Over the weekend, Trump repeatedly raised the threat of tariffs on imported crude as a way to protect U.S. producers from overseas competition. Congress has threatened Saudi Arabia with a halt to military assistance if it continues to wage “economic warfare” on the U.S. oil patch. Trump has even raised the notion of relaxing some oil-sector sanctions on Russia as a way to buy Moscow’s support for bailing out shale. And still under consideration is a huge, $20 billion to $30 billion plan for the U.S. government to buy excess American oil and stash it away in storage—essentially taking it off the market for now, which would amount to the same thing as a production cut.
But all those ideas are problematic. Tariffs would raise the cost for some imported grades of oil that U.S. refiners need to use instead of American oil, while potentially limiting export markets overseas for all that U.S. crude flooding the market.
“Tariffs on imports could risk a backlash for American exporters,” Pascual said. “We absolutely need to export that light oil, and if we impose tariffs on imports, then we could face tariffs on U.S. exports.
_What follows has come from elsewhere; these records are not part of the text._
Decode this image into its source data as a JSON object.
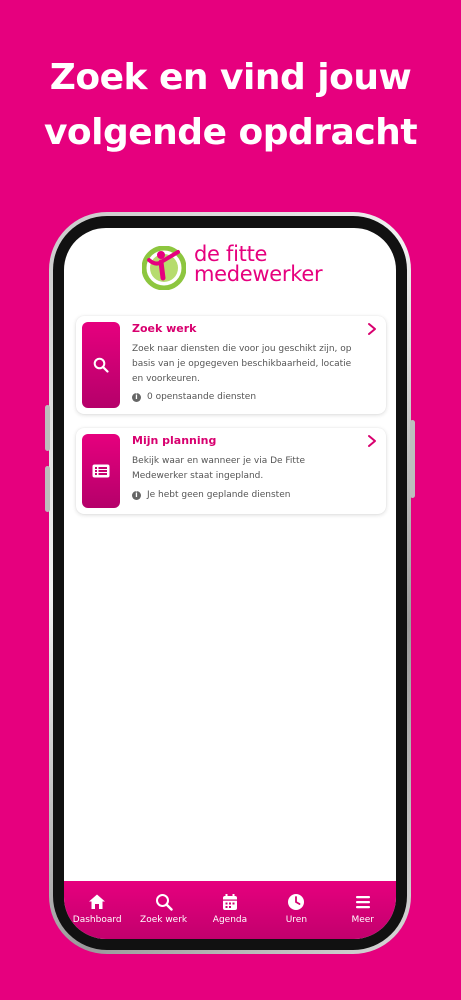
{
  "headline": {
    "line1": "Zoek en vind jouw",
    "line2": "volgende opdracht"
  },
  "brand": {
    "logo_line1": "de fitte",
    "logo_line2": "medewerker",
    "primary_color": "#e6007e",
    "logo_green": "#8dc63f"
  },
  "cards": [
    {
      "title": "Zoek werk",
      "description": "Zoek naar diensten die voor jou geschikt zijn, op basis van je opgegeven beschikbaarheid, locatie en voorkeuren.",
      "status": "0 openstaande diensten",
      "icon": "search-icon"
    },
    {
      "title": "Mijn planning",
      "description": "Bekijk waar en wanneer je via De Fitte Medewerker staat ingepland.",
      "status": "Je hebt geen geplande diensten",
      "icon": "list-icon"
    }
  ],
  "nav": [
    {
      "label": "Dashboard",
      "icon": "home-icon"
    },
    {
      "label": "Zoek werk",
      "icon": "search-icon"
    },
    {
      "label": "Agenda",
      "icon": "calendar-icon"
    },
    {
      "label": "Uren",
      "icon": "clock-icon"
    },
    {
      "label": "Meer",
      "icon": "menu-icon"
    }
  ]
}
It could prove a dangerous precedent to set.”
Congress is unlikely to go along with any effort to relax sanctions on Russia. What’s more, any move in that direction would risk being counterproductive for the U.S. energy sector in the longer term, as it would breathe new life into Russia’s now-blocked ability to pump oil in the Arctic and from other frontier plays, making it a more formidable rival to U.S. producers down the road.
And buying huge amounts of U.S. oil to stick in storage, while an apparent solution to the immediate glut, would likely need the go-ahead from Congress for the funding. And as the political battle over the recent $2 trillion stimulus package showed, Democrats will expect to extract huge concessions for their own ambitions on promoting renewable energy and fighting climate change if they are to pony up billions to save the oil industry, Book, of Clearview Energy Partners, said. That may be too steep a price for the oil patch to pay if it leads to a yearslong shift away from fossil fuels.
There are other, even more radical proposals out there to curb U.S. production and smooth the way to an international accord. Trump administration officials have reportedly mulled the idea of ordering a halt to all offshore oil production in the Gulf of Mexico, which they can do because that is federal property. State regulators in Texas are increasingly revisiting the idea of production quotas, a throwback to how the U.S. oil business worked half a century ago.
That’s part and parcel of the U.S. transition under Trump toward more of a command economy and less of a free-market economy.
“This is command capitalism on the rise,” Book said. He cited the U.S. embrace of cartel-style production curbs as just the latest move toward managed trade, protective barriers, forced reshoring, and other steps away from a pure free-market approach that has become increasingly evident in the last three years, and especially given the state-led economic response everywhere to the virus outbreak.
“This is an era of managed markets, and maybe not even markets,” he said.
Paradoxically, that is one development that raises the prospect of a breakthrough, perhaps as soon as this week.
“It seems a strange time to seem optimistic about unprecedented global cooperation when everything is trending toward economic nationalism,” he said. “But it’s not crazy that people could come together [to reach a deal] because governments are in charge of everything now.”
Keith Johnson is a senior staff writer at Foreign Policy. Twitter: @KFJ_FP
Reid Standish is an Alfa fellow and Foreign Policy’s special correspondent covering Russia and Eurasia. He was formerly an associate editor. Twitter: @reidstan